In late spring and summer, many people are astonished to find an adorable, helpless-looking baby deer, or fawn curled up in their yard. Some assume the fawn is orphaned and in need of help, and run out to grab the animal. They don’t realize that this is the worst thing they can possibly do.
What’s happened is that the mother deer has “parked” her fawn there on purpose – in a place that seemed safe in the night. Deer moms do not stay with their fawns because they don’t want to attract predators. Mom has an odor, but her fawn does not. The fawn is completely dependent on her protective coloration (the spots on her coat that help her blend into the landscape) and on being scent-less to avoid detection by dogs, coyotes, and other sources of danger.
When good intentions go bad…

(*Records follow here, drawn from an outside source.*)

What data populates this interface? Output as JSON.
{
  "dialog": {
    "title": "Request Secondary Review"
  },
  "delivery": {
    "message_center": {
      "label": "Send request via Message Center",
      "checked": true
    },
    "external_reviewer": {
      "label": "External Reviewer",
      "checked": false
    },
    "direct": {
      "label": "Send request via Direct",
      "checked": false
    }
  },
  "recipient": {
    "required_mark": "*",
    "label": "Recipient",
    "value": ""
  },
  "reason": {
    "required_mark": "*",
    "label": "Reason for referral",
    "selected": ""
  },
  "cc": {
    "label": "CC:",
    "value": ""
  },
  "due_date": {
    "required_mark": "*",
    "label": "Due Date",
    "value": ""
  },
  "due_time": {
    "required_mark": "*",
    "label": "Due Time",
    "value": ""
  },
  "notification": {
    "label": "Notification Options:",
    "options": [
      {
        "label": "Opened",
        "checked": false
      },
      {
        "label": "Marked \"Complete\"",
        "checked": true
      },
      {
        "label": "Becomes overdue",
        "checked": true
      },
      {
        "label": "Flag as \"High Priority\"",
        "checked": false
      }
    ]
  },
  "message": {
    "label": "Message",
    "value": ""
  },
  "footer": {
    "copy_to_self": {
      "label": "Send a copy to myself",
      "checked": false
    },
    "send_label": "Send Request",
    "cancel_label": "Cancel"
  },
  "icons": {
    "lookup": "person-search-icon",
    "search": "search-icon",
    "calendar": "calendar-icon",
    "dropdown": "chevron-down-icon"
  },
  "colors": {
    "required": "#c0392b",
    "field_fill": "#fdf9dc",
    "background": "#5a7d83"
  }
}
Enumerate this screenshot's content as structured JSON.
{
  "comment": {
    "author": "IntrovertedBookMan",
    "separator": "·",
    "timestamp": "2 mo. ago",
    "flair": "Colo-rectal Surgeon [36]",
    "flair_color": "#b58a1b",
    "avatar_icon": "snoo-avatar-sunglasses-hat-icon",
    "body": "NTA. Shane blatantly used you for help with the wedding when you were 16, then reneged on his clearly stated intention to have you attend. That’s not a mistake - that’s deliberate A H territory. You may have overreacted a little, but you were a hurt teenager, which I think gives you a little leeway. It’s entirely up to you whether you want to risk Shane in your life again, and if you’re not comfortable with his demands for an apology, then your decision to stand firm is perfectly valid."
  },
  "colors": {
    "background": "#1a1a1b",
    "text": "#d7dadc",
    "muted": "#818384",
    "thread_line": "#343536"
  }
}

Only when the fawn is at least a month old will she start traveling around with mom. Until then, she stays put—more or less—and waits for her mom to come back and nurse her 2-3 times a day—usually in the early morning or at night, when no one is looking. When people don’t know this important information it can lead to “kidnapping”—taking the young fawn, mistakenly thinking she’s orphaned. This misplaced concern has led to cases of people trying to keep fawns as pets, which usually has a tragic outcome, since wild deer don’t make good—or legal—pets. Some people insist the fawn go to a wildlife rehabilitator, to ensure she’s kept safe. What they aren’t thinking about is that mom is out there, desperately looking for her baby. And no matter how good a rehabilitator is, they can’t teach the fawn necessary survival skills, like how to recognize and avoid predators. Only a mother deer can teach her fawn that. Fawns raised by people, even when using the best standards, simply can’t duplicate the vital teaching and guidance given by the natural parents.
Know when to help…
So if you think a fawn is orphaned, and are tempted to grab her, DON’T DO IT!!! In almost all cases, the fawn is behaving normally and should be left right where she is. ONLY under the following circumstances should the fawn be taken to a licensed wildlife rehabilitator:
- If mom is definitely dead.
- If the fawn has been crying and wandering around all day (and has not been put in this condition by being chased by a dog, for example.)
- If the fawn is definitely injured (i.e. broken leg—not to be confused with their normal wobbly stage when they first start moving around.)
If you think a dead deer in the road is a mother of a nearby fawn, be sure to check the deer’s undersides for signs of lactation, such as milk-filled nipples.
For those few circumstances when you need to capture a clearly orphaned fawn:
- Be sure to put the fawn in a dark, warm and quiet place and do not feed her anything. Fawns have very delicate digestive systems and the wrong food, such as cow’s milk, can kill her.
- Get in touch with your local humane society, animal shelter, police, Audubon society, nature center, animal control officer, or veterinarian immediately!
- Ask them for the phone number of a wildlife rehabilitator who is licensed to take in deer. A rehabilitator specializing in deer may not be nearby, so be prepared to drive the fawn where she needs to go!
Happily, in almost all cases you can just enjoy the sight of that adorable fawn in your yard. Keep your dog away from her, and know that in a few short weeks mom will be whisking her away!